Kootenay-Columbia MP Rob Morrison speaks during Question Period in the House of Commons. File photo.
MP Morrison calls Keystone XL permit cancellation ‘devastating news’

Kootenay-Columbia MP reacts to the Conservative Party’s removal of a controversial Ontario MP

Interior Health reported 91 new COVID-19 cases in the region Jan. 20, 2021 and three additional deaths. (Jennifer Smith - Morning Star)
95 new COVID-19 cases in Interior Health, two deaths

Another member of Vernon’s Noric House has passed

The three individuals who were captured on camera leaving the Sparwood Save on Foods with approx. $200 of groceries on Jan. 17. (Image courtesy of Elk Valley RCMP)
Extortion, fraud, COVID-complaints and collisions: RCMP update

The Elk Valley RCMP has responded to 30 COVID-19 related complaints since March last year

Businesses continue to struggle under COVID-19 restrictions as the pandemic reaches the one-year mark. (B.C. government)
Another 564 COVID-19 cases, mass vaccine plan coming Friday

15 more deaths, community cluster declared in Williams Lake

Police are searching for an alleged sex offender, Nicole Edwards, who they say has not returned to her Vancouver halfway house. (Police handout)
Police hunt for woman charged in ‘horrific’ assault who failed to return to Surrey halfway house

Call 911 immediately if you see alleged sex offender Nicole Edwards, police say

A screenshot from a local Instagram account video. The account appeared to be frequented by Mission students, and showed violent videos of students assaulting and bullying other students.
Parents, former students describe ‘culture of bullying’ in B.C. school district

Nearly two dozen voices come forward speaking of abuse haunting the hallways in Mission, B.C.

Vaccine rollout is focused on health care workers first, especially those dealing with long-term care facilities. (Nathan Denette - Canadian Press)
General public shouldn’t expect vaccines until fall: Interior Health South Okanagan Similkameen

Interior Health focused on vaccinating long-term and first-line care workers

Cannabis bought in British Columbia (Ashley Wadhwani/Black Press Media)
Is it time to start thinking about greener ways to package cannabis?

Packaging suppliers are still figuring eco-friendly and affordable packaging options that fit the mandates of Cannabis Regulations

Joe Biden, then the U.S. vice-president, and Prime Minister Justin Trudeau take their seats at the start of the First Ministers and National Indigenous Leaders meeting in Ottawa, Friday, Dec. 9, 2016. THE CANADIAN PRESS/Adrian Wyld
Trudeau, Biden to talk today as death of Keystone XL reverberates in Canada

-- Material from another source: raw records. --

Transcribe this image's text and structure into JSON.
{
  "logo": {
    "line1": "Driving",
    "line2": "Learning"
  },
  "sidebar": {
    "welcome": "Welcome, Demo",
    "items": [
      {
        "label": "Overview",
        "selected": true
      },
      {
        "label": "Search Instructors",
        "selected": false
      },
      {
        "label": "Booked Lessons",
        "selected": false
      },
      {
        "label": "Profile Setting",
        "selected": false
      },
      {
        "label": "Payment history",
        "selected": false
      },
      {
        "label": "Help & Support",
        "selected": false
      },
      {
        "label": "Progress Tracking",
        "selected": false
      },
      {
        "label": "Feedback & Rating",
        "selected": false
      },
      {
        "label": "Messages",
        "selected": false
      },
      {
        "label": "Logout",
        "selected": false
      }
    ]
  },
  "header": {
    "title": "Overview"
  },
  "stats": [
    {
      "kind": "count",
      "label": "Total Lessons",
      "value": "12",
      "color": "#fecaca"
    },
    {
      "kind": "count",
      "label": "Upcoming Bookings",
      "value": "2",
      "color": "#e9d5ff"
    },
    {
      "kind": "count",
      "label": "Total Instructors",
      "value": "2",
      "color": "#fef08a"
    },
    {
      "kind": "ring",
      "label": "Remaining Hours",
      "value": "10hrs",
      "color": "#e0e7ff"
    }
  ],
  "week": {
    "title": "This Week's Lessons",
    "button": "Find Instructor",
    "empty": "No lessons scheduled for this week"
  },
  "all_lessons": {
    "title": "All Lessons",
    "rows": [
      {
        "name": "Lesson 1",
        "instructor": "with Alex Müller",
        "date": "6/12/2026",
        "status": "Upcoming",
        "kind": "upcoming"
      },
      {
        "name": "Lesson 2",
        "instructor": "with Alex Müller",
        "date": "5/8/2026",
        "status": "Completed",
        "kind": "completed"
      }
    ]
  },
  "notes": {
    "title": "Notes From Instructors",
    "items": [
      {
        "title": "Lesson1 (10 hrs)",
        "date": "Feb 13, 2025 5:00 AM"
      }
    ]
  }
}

President Joe Biden opposed the Keystone XL expansion as vice-president under Barack Obama

Prince Edward Island’s provincial flag flies on a flag pole in Ottawa, Friday July 3, 2020. A lozenge plant in Prince Edward Island has laid off 30 workers, citing an “almost non-existent” cold and cough season amid COVID-19 restrictions. THE CANADIAN PRESS/Adrian Wyld
‘Almost non-existent’ cold and cough season: P.E.I. lozenge plant lays off 30 workers

The apparent drop in winter colds across the country seems to have weakened demand for medicine and natural remedies

Robert Riley Saunders. (File)
Disgraced Kelowna social worker faces another class-action lawsuit

Zackary Alphonse claims he was not informed of resources available to him upon leaving government care

A specialized RCMP team is investigating a suspicious trailer, which might have connections to the illicit drug trade, found abandoned outside a Cache Creek motel. (Photo credit: <em>Journal</em> files)
Police probe U-Haul trailer linked to illicit drugs left outside Cache Creek motel

Hazardous materials found inside believed to be consistent with the production of illicit drugs

Most Read